== Exercise details ==
Please return the whole listing exactly.
---*---
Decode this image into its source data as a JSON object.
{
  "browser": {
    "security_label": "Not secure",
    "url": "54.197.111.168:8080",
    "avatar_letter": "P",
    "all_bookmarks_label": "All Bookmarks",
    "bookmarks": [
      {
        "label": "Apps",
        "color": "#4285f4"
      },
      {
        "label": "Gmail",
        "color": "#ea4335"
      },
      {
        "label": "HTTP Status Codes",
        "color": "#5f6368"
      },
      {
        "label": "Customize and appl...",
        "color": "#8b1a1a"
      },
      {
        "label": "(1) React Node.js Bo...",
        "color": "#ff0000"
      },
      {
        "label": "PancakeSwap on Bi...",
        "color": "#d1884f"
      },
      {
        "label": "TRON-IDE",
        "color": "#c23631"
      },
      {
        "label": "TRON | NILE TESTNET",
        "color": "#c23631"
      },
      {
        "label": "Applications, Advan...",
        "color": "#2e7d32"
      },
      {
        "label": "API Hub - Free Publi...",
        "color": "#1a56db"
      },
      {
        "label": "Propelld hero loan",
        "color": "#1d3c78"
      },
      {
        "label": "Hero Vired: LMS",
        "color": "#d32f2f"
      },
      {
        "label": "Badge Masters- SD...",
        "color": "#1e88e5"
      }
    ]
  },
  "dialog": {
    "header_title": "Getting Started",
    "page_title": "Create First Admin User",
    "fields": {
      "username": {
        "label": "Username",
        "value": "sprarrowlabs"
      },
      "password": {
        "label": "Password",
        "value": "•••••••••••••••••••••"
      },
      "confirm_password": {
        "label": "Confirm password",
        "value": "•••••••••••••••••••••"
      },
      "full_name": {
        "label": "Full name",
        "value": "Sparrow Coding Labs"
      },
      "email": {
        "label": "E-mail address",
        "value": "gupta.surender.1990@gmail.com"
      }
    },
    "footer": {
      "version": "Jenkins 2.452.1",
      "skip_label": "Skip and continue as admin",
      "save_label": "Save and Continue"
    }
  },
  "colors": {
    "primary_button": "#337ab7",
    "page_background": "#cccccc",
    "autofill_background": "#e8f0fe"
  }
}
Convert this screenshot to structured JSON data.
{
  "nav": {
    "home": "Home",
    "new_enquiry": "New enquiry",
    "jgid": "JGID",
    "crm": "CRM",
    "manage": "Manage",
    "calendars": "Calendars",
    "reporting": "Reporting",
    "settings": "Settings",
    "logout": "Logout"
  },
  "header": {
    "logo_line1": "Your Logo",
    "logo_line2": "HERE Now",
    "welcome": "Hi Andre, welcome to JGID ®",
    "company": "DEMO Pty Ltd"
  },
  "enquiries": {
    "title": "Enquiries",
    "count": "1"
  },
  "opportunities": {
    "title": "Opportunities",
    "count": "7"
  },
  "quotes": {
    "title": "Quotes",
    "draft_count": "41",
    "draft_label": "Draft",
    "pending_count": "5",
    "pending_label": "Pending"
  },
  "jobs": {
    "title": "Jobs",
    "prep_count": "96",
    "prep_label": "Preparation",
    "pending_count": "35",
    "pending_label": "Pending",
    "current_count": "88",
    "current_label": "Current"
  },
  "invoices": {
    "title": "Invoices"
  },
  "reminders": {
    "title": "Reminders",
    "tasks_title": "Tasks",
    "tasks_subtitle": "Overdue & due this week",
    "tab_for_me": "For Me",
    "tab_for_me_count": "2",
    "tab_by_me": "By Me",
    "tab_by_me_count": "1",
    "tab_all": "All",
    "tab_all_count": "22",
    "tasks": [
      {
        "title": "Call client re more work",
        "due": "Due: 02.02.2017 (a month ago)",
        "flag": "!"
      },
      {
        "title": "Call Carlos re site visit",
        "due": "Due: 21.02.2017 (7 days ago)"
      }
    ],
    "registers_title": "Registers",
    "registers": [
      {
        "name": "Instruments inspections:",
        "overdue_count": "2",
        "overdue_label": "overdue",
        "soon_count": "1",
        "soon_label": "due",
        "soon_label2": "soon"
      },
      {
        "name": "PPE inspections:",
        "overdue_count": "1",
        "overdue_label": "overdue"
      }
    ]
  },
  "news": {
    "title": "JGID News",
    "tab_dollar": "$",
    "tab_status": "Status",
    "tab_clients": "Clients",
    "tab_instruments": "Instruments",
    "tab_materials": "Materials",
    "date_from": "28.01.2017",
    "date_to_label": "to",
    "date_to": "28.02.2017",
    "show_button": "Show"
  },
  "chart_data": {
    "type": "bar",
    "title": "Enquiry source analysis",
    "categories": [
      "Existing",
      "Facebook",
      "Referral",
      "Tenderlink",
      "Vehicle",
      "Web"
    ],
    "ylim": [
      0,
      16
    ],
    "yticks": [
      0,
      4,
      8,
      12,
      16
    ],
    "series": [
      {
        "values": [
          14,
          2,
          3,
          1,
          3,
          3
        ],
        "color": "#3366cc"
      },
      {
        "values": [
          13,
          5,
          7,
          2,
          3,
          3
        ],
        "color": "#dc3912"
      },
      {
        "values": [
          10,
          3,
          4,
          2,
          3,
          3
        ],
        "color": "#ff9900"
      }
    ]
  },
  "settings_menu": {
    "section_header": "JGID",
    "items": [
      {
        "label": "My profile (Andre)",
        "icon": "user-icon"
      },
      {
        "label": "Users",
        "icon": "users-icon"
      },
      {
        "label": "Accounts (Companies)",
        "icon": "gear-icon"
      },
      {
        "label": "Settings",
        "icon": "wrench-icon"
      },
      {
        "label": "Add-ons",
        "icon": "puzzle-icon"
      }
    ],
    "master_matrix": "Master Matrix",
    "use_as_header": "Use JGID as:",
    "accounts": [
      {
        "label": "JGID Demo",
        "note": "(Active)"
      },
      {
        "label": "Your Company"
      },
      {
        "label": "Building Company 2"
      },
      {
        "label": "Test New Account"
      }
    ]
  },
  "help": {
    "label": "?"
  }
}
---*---
== Written answer ==
Decode this image into its source data as a JSON object.
{
  "browser": {
    "security_label": "Not secure",
    "url": "54.197.111.168:8080",
    "avatar_letter": "P",
    "all_bookmarks_label": "All Bookmarks",
    "bookmarks": [
      {
        "label": "Apps",
        "color": "#4285f4"
      },
      {
        "label": "Gmail",
        "color": "#ea4335"
      },
      {
        "label": "HTTP Status Codes",
        "color": "#5f6368"
      },
      {
        "label": "Customize and appl...",
        "color": "#8b1a1a"
      },
      {
        "label": "(1) React Node.js Bo...",
        "color": "#ff0000"
      },
      {
        "label": "PancakeSwap on Bi...",
        "color": "#d1884f"
      },
      {
        "label": "TRON-IDE",
        "color": "#c23631"
      },
      {
        "label": "TRON | NILE TESTNET",
        "color": "#c23631"
      },
      {
        "label": "Applications, Advan...",
        "color": "#2e7d32"
      },
      {
        "label": "API Hub - Free Publi...",
        "color": "#1a56db"
      },
      {
        "label": "Propelld hero loan",
        "color": "#1d3c78"
      },
      {
        "label": "Hero Vired: LMS",
        "color": "#d32f2f"
      },
      {
        "label": "Badge Masters- SD...",
        "color": "#1e88e5"
      }
    ]
  },
  "dialog": {
    "header_title": "Getting Started",
    "page_title": "Create First Admin User",
    "fields": {
      "username": {
        "label": "Username",
        "value": "sprarrowlabs"
      },
      "password": {
        "label": "Password",
        "value": "•••••••••••••••••••••"
      },
      "confirm_password": {
        "label": "Confirm password",
        "value": "•••••••••••••••••••••"
      },
      "full_name": {
        "label": "Full name",
        "value": "Sparrow Coding Labs"
      },
      "email": {
        "label": "E-mail address",
        "value": "gupta.surender.1990@gmail.com"
      }
    },
    "footer": {
      "version": "Jenkins 2.452.1",
      "skip_label": "Skip and continue as admin",
      "save_label": "Save and Continue"
    }
  },
  "colors": {
    "primary_button": "#337ab7",
    "page_background": "#cccccc",
    "autofill_background": "#e8f0fe"
  }
}
Convert this screenshot to structured JSON data.
{
  "nav": {
    "home": "Home",
    "new_enquiry": "New enquiry",
    "jgid": "JGID",
    "crm": "CRM",
    "manage": "Manage",
    "calendars": "Calendars",
    "reporting": "Reporting",
    "settings": "Settings",
    "logout": "Logout"
  },
  "header": {
    "logo_line1": "Your Logo",
    "logo_line2": "HERE Now",
    "welcome": "Hi Andre, welcome to JGID ®",
    "company": "DEMO Pty Ltd"
  },
  "enquiries": {
    "title": "Enquiries",
    "count": "1"
  },
  "opportunities": {
    "title": "Opportunities",
    "count": "7"
  },
  "quotes": {
    "title": "Quotes",
    "draft_count": "41",
    "draft_label": "Draft",
    "pending_count": "5",
    "pending_label": "Pending"
  },
  "jobs": {
    "title": "Jobs",
    "prep_count": "96",
    "prep_label": "Preparation",
    "pending_count": "35",
    "pending_label": "Pending",
    "current_count": "88",
    "current_label": "Current"
  },
  "invoices": {
    "title": "Invoices"
  },
  "reminders": {
    "title": "Reminders",
    "tasks_title": "Tasks",
    "tasks_subtitle": "Overdue & due this week",
    "tab_for_me": "For Me",
    "tab_for_me_count": "2",
    "tab_by_me": "By Me",
    "tab_by_me_count": "1",
    "tab_all": "All",
    "tab_all_count": "22",
    "tasks": [
      {
        "title": "Call client re more work",
        "due": "Due: 02.02.2017 (a month ago)",
        "flag": "!"
      },
      {
        "title": "Call Carlos re site visit",
        "due": "Due: 21.02.2017 (7 days ago)"
      }
    ],
    "registers_title": "Registers",
    "registers": [
      {
        "name": "Instruments inspections:",
        "overdue_count": "2",
        "overdue_label": "overdue",
        "soon_count": "1",
        "soon_label": "due",
        "soon_label2": "soon"
      },
      {
        "name": "PPE inspections:",
        "overdue_count": "1",
        "overdue_label": "overdue"
      }
    ]
  },
  "news": {
    "title": "JGID News",
    "tab_dollar": "$",
    "tab_status": "Status",
    "tab_clients": "Clients",
    "tab_instruments": "Instruments",
    "tab_materials": "Materials",
    "date_from": "28.01.2017",
    "date_to_label": "to",
    "date_to": "28.02.2017",
    "show_button": "Show"
  },
  "chart_data": {
    "type": "bar",
    "title": "Enquiry source analysis",
    "categories": [
      "Existing",
      "Facebook",
      "Referral",
      "Tenderlink",
      "Vehicle",
      "Web"
    ],
    "ylim": [
      0,
      16
    ],
    "yticks": [
      0,
      4,
      8,
      12,
      16
    ],
    "series": [
      {
        "values": [
          14,
          2,
          3,
          1,
          3,
          3
        ],
        "color": "#3366cc"
      },
      {
        "values": [
          13,
          5,
          7,
          2,
          3,
          3
        ],
        "color": "#dc3912"
      },
      {
        "values": [
          10,
          3,
          4,
          2,
          3,
          3
        ],
        "color": "#ff9900"
      }
    ]
  },
  "settings_menu": {
    "section_header": "JGID",
    "items": [
      {
        "label": "My profile (Andre)",
        "icon": "user-icon"
      },
      {
        "label": "Users",
        "icon": "users-icon"
      },
      {
        "label": "Accounts (Companies)",
        "icon": "gear-icon"
      },
      {
        "label": "Settings",
        "icon": "wrench-icon"
      },
      {
        "label": "Add-ons",
        "icon": "puzzle-icon"
      }
    ],
    "master_matrix": "Master Matrix",
    "use_as_header": "Use JGID as:",
    "accounts": [
      {
        "label": "JGID Demo",
        "note": "(Active)"
      },
      {
        "label": "Your Company"
      },
      {
        "label": "Building Company 2"
      },
      {
        "label": "Test New Account"
      }
    ]
  },
  "help": {
    "label": "?"
  }
}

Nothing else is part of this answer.